■ **RECORD EXCERPTS**:
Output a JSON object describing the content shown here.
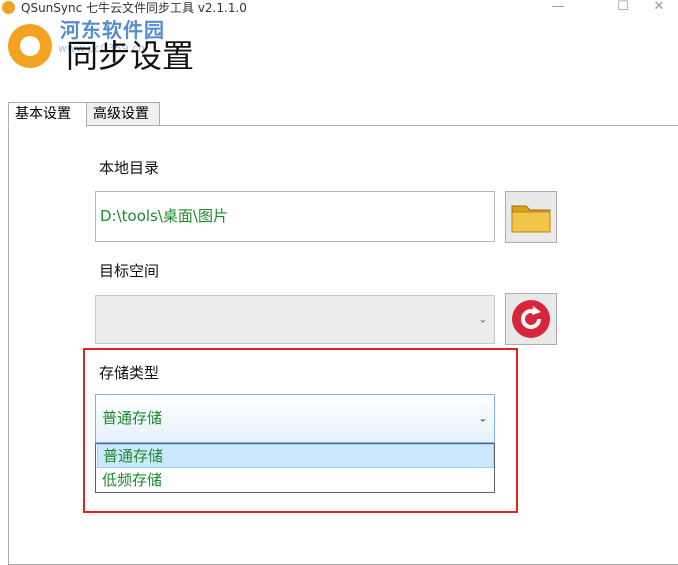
{
  "window": {
    "title": "QSunSync 七牛云文件同步工具 v2.1.1.0",
    "controls": {
      "minimize": "—",
      "maximize": "☐",
      "close": "✕"
    }
  },
  "watermark": {
    "text": "河东软件园",
    "url": "www.pc0359.cn"
  },
  "header": {
    "title": "同步设置"
  },
  "tabs": [
    {
      "label": "基本设置",
      "active": true
    },
    {
      "label": "高级设置",
      "active": false
    }
  ],
  "local_dir": {
    "label": "本地目录",
    "value": "D:\\tools\\桌面\\图片",
    "browse_icon": "folder-icon"
  },
  "target_space": {
    "label": "目标空间",
    "value": "",
    "refresh_icon": "refresh-icon"
  },
  "storage_type": {
    "label": "存储类型",
    "selected": "普通存储",
    "options": [
      "普通存储",
      "低频存储"
    ]
  },
  "colors": {
    "value_text": "#1e8a2d",
    "highlight": "#e32222",
    "selected_option_bg": "#cce8ff",
    "logo": "#f4a223"
  }
}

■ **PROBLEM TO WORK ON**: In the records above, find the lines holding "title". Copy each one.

■ **TASK SOLUTION**:
    "title": "QSunSync 七牛云文件同步工具 v2.1.1.0",
    "title": "同步设置"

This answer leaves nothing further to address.